Data records =
- Opening Delimiter -

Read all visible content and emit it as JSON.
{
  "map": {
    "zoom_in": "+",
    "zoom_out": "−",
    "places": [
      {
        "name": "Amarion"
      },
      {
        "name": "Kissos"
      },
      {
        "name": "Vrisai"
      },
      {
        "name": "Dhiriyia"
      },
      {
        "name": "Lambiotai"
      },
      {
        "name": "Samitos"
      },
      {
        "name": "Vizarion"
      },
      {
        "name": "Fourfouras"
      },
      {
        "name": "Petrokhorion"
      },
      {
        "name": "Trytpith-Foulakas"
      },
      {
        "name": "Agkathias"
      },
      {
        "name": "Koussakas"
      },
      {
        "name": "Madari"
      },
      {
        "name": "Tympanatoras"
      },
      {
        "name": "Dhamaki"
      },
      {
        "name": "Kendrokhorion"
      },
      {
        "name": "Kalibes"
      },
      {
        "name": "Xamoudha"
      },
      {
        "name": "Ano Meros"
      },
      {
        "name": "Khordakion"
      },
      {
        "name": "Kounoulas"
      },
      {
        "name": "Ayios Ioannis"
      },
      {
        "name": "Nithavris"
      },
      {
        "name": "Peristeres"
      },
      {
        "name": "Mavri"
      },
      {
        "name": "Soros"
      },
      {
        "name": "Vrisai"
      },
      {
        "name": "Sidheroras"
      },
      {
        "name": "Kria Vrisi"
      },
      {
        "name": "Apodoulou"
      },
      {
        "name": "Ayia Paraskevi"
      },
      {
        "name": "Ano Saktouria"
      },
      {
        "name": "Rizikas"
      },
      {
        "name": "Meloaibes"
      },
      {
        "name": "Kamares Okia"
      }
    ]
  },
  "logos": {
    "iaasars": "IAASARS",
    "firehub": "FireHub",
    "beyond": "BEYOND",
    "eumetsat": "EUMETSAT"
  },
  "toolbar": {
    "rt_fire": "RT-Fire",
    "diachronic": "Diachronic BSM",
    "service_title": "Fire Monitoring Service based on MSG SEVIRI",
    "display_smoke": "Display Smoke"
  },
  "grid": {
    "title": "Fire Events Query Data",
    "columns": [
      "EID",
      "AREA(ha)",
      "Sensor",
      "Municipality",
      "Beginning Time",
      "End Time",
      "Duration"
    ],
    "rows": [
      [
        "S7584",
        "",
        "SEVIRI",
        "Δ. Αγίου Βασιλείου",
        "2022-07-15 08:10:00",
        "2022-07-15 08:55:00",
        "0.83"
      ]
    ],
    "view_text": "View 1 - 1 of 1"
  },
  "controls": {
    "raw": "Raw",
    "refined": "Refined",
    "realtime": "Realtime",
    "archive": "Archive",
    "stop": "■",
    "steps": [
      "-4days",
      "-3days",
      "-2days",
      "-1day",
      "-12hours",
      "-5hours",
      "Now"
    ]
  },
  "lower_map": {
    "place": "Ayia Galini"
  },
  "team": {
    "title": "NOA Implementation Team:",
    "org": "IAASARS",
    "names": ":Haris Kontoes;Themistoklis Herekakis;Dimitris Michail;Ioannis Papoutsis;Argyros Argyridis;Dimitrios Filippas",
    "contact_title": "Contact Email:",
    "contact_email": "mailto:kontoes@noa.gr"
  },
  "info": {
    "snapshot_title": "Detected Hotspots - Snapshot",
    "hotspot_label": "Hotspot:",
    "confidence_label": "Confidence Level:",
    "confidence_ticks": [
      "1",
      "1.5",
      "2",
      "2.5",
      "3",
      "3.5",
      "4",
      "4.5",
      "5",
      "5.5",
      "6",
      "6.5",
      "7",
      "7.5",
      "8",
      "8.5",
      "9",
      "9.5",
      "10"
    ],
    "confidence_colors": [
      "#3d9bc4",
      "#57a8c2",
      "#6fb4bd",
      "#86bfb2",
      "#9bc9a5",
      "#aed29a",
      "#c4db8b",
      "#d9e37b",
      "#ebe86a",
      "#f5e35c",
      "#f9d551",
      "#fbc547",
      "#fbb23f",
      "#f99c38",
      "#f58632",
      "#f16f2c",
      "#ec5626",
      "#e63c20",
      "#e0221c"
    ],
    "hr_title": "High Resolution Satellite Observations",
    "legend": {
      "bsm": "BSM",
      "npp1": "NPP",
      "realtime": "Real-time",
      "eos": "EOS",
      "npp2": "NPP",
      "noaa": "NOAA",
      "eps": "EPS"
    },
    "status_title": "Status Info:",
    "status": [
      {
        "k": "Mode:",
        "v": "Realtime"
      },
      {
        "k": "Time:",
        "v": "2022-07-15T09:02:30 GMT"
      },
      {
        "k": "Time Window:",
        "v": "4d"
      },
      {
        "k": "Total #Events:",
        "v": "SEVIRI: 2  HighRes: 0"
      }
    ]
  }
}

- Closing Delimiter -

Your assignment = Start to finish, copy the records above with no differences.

Answer for this exercise =
Read all visible content and emit it as JSON.
{
  "map": {
    "zoom_in": "+",
    "zoom_out": "−",
    "places": [
      {
        "name": "Amarion"
      },
      {
        "name": "Kissos"
      },
      {
        "name": "Vrisai"
      },
      {
        "name": "Dhiriyia"
      },
      {
        "name": "Lambiotai"
      },
      {
        "name": "Samitos"
      },
      {
        "name": "Vizarion"
      },
      {
        "name": "Fourfouras"
      },
      {
        "name": "Petrokhorion"
      },
      {
        "name": "Trytpith-Foulakas"
      },
      {
        "name": "Agkathias"
      },
      {
        "name": "Koussakas"
      },
      {
        "name": "Madari"
      },
      {
        "name": "Tympanatoras"
      },
      {
        "name": "Dhamaki"
      },
      {
        "name": "Kendrokhorion"
      },
      {
        "name": "Kalibes"
      },
      {
        "name": "Xamoudha"
      },
      {
        "name": "Ano Meros"
      },
      {
        "name": "Khordakion"
      },
      {
        "name": "Kounoulas"
      },
      {
        "name": "Ayios Ioannis"
      },
      {
        "name": "Nithavris"
      },
      {
        "name": "Peristeres"
      },
      {
        "name": "Mavri"
      },
      {
        "name": "Soros"
      },
      {
        "name": "Vrisai"
      },
      {
        "name": "Sidheroras"
      },
      {
        "name": "Kria Vrisi"
      },
      {
        "name": "Apodoulou"
      },
      {
        "name": "Ayia Paraskevi"
      },
      {
        "name": "Ano Saktouria"
      },
      {
        "name": "Rizikas"
      },
      {
        "name": "Meloaibes"
      },
      {
        "name": "Kamares Okia"
      }
    ]
  },
  "logos": {
    "iaasars": "IAASARS",
    "firehub": "FireHub",
    "beyond": "BEYOND",
    "eumetsat": "EUMETSAT"
  },
  "toolbar": {
    "rt_fire": "RT-Fire",
    "diachronic": "Diachronic BSM",
    "service_title": "Fire Monitoring Service based on MSG SEVIRI",
    "display_smoke": "Display Smoke"
  },
  "grid": {
    "title": "Fire Events Query Data",
    "columns": [
      "EID",
      "AREA(ha)",
      "Sensor",
      "Municipality",
      "Beginning Time",
      "End Time",
      "Duration"
    ],
    "rows": [
      [
        "S7584",
        "",
        "SEVIRI",
        "Δ. Αγίου Βασιλείου",
        "2022-07-15 08:10:00",
        "2022-07-15 08:55:00",
        "0.83"
      ]
    ],
    "view_text": "View 1 - 1 of 1"
  },
  "controls": {
    "raw": "Raw",
    "refined": "Refined",
    "realtime": "Realtime",
    "archive": "Archive",
    "stop": "■",
    "steps": [
      "-4days",
      "-3days",
      "-2days",
      "-1day",
      "-12hours",
      "-5hours",
      "Now"
    ]
  },
  "lower_map": {
    "place": "Ayia Galini"
  },
  "team": {
    "title": "NOA Implementation Team:",
    "org": "IAASARS",
    "names": ":Haris Kontoes;Themistoklis Herekakis;Dimitris Michail;Ioannis Papoutsis;Argyros Argyridis;Dimitrios Filippas",
    "contact_title": "Contact Email:",
    "contact_email": "mailto:kontoes@noa.gr"
  },
  "info": {
    "snapshot_title": "Detected Hotspots - Snapshot",
    "hotspot_label": "Hotspot:",
    "confidence_label": "Confidence Level:",
    "confidence_ticks": [
      "1",
      "1.5",
      "2",
      "2.5",
      "3",
      "3.5",
      "4",
      "4.5",
      "5",
      "5.5",
      "6",
      "6.5",
      "7",
      "7.5",
      "8",
      "8.5",
      "9",
      "9.5",
      "10"
    ],
    "confidence_colors": [
      "#3d9bc4",
      "#57a8c2",
      "#6fb4bd",
      "#86bfb2",
      "#9bc9a5",
      "#aed29a",
      "#c4db8b",
      "#d9e37b",
      "#ebe86a",
      "#f5e35c",
      "#f9d551",
      "#fbc547",
      "#fbb23f",
      "#f99c38",
      "#f58632",
      "#f16f2c",
      "#ec5626",
      "#e63c20",
      "#e0221c"
    ],
    "hr_title": "High Resolution Satellite Observations",
    "legend": {
      "bsm": "BSM",
      "npp1": "NPP",
      "realtime": "Real-time",
      "eos": "EOS",
      "npp2": "NPP",
      "noaa": "NOAA",
      "eps": "EPS"
    },
    "status_title": "Status Info:",
    "status": [
      {
        "k": "Mode:",
        "v": "Realtime"
      },
      {
        "k": "Time:",
        "v": "2022-07-15T09:02:30 GMT"
      },
      {
        "k": "Time Window:",
        "v": "4d"
      },
      {
        "k": "Total #Events:",
        "v": "SEVIRI: 2  HighRes: 0"
      }
    ]
  }
}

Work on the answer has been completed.